Wednesday, April 14, 2010

Down The Road



My daughter had an errand to run last evening and she took me along for the ride down the coast. That's a view of our town, above, looking north from the southern border. The wind blew at a good clip all day and raised ruffles across the ocean's surface, as far as the eye could see.

During a brief stop for burritos, an aquarium bound fish exchanged looks with me.

Tuesday, April 13, 2010

Pie Town



Of the tens of thousands of photographs of the Great Depression in the collection of the Library of Congress, only 1,616 are in color.

These were taken in Pie Town, New Mexico by Russell Lee in October, 1940, as the Great Depression had been grinding along for a decade. Pie Town was a community of 200 migrant farm families who relocated there from Texas and Oklahoma and staked claims as homesteaders.



At the top, friends gathered for the New Mexico Fair, and above, bowed their heads and said grace before a free barbeque meal.



Mr. and Mrs. Jim Norris, homesteaders, posed for Russell Lee, who was dispatched by the Farm Services Administration to make a photographic record of life in the United States during the Depression years.



The filling station in Pie Town, above. Below, Mrs. Bill Stagg and the states quilt she made. The caption to the picture reads in part "...she helps her husband in the fields plowing, planting, weeding corn and harvesting beans. She quilts during the noon hour."

Monday, April 12, 2010

100 Years Ago In The West



This picture, circa 1902, is from a collection of historical photographs in Colorado. The photographer, William Henry Jackson, titled it "True Lovers Of The Muse".

Sunday, April 11, 2010

Thomas Decides



Not much outdoors gets past Thomas, the cat who visits. If a dog is being walked by, he stops to give it a stare. A bird swooping down to the bird bath generates a tail twitch. Each fresh gopher mound merits close inspection. He stays busy this time of year, monitoring his turf. Above, he paused in the late afternoon sun, deciding where to turn his attention next.

Saturday, April 10, 2010

American Country Stores ~ #3 In A Series



This country store in Centerville, Arkansas had a makeshift lunch counter, shown above. The back of the store was a doctor's office, shown below, where medicines and cures were dispensed.

Marion Post Wolcott shot the pictures in May, 1940 for the Office of War Information.

Friday, April 9, 2010

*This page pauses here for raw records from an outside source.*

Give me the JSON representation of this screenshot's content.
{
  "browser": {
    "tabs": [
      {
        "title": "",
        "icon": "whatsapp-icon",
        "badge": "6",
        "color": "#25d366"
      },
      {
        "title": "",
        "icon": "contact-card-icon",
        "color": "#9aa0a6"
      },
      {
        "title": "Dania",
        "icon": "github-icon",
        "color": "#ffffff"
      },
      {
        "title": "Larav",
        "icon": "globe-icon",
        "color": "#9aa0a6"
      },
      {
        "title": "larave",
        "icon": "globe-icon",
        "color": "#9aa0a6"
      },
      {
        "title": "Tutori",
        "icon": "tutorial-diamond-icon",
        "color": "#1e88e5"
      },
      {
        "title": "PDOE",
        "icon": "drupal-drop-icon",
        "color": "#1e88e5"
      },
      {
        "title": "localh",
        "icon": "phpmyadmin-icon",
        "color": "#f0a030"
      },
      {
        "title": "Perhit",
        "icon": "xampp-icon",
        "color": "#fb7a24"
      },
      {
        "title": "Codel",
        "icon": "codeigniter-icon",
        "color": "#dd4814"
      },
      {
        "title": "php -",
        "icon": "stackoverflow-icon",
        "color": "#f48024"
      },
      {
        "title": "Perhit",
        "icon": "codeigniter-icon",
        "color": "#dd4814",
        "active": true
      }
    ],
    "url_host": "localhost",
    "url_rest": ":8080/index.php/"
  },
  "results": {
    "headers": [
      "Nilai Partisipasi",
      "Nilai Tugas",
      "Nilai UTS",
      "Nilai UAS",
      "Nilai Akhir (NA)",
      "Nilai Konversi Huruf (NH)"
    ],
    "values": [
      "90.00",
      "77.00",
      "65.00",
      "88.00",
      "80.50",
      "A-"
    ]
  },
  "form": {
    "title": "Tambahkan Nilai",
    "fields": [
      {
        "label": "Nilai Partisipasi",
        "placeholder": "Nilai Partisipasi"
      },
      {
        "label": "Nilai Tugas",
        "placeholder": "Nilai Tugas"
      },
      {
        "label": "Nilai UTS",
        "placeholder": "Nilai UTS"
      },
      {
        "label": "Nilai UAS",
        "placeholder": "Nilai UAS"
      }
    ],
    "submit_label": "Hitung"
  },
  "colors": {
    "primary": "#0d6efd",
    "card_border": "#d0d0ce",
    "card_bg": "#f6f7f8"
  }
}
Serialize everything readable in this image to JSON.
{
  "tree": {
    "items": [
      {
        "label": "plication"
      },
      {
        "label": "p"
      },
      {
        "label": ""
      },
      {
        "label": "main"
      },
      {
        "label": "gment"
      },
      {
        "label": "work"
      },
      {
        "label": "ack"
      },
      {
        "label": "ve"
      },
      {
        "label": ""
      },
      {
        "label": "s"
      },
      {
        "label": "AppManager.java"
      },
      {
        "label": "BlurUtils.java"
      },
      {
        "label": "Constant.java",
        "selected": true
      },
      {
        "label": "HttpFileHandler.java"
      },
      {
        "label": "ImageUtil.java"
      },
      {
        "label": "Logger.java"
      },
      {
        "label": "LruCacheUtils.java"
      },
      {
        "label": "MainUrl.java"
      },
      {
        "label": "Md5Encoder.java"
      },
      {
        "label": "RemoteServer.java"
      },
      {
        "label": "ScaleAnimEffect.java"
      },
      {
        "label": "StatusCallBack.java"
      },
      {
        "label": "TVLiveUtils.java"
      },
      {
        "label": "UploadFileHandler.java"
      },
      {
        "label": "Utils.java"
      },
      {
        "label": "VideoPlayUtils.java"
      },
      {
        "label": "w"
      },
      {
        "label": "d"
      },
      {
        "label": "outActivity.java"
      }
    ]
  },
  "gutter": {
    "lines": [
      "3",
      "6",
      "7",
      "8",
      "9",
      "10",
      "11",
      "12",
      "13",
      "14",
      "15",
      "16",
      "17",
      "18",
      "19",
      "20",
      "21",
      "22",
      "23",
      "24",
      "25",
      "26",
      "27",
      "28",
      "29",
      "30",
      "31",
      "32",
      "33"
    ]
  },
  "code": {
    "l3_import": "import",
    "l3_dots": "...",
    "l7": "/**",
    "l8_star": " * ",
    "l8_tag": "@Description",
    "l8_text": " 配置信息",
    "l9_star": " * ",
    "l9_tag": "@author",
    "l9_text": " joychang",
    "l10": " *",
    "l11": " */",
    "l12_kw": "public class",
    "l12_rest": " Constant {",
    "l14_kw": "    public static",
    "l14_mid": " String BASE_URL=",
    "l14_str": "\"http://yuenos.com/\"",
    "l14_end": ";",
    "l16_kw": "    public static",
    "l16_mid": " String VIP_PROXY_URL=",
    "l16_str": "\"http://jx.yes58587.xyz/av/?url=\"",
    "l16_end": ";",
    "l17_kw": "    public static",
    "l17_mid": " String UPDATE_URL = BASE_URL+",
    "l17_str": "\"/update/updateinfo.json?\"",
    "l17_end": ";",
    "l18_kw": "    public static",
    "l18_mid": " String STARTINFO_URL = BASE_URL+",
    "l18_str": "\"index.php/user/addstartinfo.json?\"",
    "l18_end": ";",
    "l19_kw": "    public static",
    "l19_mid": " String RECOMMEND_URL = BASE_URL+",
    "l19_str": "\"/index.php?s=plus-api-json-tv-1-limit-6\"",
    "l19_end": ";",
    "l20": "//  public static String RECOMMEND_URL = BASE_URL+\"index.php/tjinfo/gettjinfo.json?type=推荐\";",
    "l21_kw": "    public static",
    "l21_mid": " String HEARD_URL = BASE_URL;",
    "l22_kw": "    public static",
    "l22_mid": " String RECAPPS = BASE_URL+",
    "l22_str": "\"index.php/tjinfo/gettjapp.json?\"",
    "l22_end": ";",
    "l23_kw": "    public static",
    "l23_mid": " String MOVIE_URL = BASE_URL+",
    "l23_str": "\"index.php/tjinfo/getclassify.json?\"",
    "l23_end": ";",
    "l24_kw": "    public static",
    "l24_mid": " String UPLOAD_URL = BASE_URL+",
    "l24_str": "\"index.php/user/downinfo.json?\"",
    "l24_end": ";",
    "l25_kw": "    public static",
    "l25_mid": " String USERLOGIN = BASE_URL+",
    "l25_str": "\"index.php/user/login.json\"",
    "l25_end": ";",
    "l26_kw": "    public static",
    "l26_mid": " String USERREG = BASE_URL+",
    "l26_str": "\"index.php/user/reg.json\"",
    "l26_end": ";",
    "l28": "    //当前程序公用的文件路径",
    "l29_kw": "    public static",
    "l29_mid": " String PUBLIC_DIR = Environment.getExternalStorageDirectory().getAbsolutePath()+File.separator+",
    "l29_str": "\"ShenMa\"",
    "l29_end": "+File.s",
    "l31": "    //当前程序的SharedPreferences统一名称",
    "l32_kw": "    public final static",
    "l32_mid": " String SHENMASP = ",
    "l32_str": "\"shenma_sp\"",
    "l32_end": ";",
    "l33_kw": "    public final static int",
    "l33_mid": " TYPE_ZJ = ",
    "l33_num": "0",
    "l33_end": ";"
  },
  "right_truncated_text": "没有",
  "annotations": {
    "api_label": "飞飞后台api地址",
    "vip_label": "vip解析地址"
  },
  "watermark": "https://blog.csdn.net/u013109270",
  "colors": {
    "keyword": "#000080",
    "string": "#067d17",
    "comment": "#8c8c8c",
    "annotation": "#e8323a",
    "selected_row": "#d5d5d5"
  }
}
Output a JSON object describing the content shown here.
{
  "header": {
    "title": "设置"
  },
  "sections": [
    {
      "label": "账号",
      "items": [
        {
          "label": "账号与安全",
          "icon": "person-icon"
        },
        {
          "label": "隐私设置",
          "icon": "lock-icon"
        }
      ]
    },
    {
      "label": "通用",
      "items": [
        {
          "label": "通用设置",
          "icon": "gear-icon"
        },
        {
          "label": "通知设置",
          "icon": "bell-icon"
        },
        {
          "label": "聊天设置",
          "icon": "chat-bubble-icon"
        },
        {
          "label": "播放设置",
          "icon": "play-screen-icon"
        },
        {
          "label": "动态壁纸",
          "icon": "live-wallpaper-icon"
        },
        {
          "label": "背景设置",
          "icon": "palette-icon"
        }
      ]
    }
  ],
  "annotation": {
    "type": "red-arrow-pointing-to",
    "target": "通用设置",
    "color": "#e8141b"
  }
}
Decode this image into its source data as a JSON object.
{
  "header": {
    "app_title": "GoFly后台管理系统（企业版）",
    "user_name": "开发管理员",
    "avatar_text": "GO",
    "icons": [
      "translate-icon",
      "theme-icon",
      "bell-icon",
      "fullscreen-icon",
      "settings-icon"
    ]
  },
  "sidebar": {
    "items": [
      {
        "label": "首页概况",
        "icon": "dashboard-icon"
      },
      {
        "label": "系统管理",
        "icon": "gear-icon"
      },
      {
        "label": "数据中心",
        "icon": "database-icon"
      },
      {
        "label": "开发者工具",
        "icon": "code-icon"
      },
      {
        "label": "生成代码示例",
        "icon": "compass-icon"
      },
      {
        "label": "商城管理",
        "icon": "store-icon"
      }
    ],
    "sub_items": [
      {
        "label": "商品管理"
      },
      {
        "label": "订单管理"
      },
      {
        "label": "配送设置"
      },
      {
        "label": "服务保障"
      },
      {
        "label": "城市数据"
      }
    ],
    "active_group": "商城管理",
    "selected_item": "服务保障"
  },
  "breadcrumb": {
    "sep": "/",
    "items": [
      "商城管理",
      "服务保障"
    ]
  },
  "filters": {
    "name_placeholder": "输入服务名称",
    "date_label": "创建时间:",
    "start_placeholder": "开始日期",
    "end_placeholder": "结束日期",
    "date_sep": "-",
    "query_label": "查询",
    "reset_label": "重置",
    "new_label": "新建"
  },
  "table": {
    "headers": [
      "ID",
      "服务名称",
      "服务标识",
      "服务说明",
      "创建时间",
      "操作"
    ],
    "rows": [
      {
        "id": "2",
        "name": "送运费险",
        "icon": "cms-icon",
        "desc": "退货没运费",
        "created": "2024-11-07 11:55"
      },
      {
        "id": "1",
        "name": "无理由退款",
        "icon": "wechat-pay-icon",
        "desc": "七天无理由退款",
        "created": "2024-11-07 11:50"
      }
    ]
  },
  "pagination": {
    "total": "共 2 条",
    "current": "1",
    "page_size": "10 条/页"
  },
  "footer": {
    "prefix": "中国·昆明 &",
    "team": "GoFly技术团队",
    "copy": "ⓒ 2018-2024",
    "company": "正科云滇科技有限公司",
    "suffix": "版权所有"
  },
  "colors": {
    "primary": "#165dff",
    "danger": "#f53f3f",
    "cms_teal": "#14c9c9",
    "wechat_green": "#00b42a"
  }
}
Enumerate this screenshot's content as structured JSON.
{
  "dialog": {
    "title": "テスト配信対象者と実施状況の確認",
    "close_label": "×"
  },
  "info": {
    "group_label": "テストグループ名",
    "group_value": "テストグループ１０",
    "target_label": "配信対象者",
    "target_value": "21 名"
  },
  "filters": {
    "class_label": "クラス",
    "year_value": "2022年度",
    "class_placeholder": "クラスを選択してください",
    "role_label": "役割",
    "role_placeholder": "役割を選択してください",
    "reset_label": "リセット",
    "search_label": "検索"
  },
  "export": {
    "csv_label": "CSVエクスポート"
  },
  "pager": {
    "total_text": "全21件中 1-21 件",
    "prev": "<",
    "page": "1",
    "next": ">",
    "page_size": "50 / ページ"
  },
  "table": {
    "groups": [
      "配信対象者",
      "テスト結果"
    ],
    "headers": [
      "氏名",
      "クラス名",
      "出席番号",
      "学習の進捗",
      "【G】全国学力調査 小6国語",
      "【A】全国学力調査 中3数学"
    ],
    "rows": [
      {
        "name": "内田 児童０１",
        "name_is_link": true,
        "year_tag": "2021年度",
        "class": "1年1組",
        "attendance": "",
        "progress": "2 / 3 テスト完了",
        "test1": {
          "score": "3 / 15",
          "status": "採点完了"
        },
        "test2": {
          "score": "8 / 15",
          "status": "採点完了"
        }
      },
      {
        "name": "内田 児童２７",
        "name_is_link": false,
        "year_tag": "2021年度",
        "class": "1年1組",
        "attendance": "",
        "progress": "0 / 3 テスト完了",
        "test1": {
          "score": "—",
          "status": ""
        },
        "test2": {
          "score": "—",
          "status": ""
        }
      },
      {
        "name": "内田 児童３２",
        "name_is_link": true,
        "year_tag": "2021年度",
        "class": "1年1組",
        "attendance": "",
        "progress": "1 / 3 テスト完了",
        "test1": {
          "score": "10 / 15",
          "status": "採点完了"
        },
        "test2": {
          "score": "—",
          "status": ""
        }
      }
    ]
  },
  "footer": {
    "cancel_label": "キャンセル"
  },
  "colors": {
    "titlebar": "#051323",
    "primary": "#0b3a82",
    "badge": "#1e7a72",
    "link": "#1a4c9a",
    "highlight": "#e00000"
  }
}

On The Beach



Earlier this week, low tides, unseasonably warm weather and offshore winds made for a perfect day for a walk along the shore. The winds were strong enough to blow this lady bug and a few of its brethren off course - out of peoples' gardens and onto the sand. The beach is pretty slim pickings for creatures such as these, so hopefully, as the winds abated in the evening, it was able to find the way back to greener pastures.

Thursday, April 8, 2010

Spring At The Fruit Stand



A trip to our local fruit stand is always a treat for the senses. The proprietor stocks the freshest fruits and vegetables around, with lots picked fresh every morning and grown just over the hill from here. They're so enthusiastic about their asparagus, they threw in an extra "s".



Half the fruit stand is given over to flowers, also grown locally. Below is a group of proteas, looking like exploding fireworks.



We have several local commercial growers of orchids. They're popular in leis at prom time and for weddings.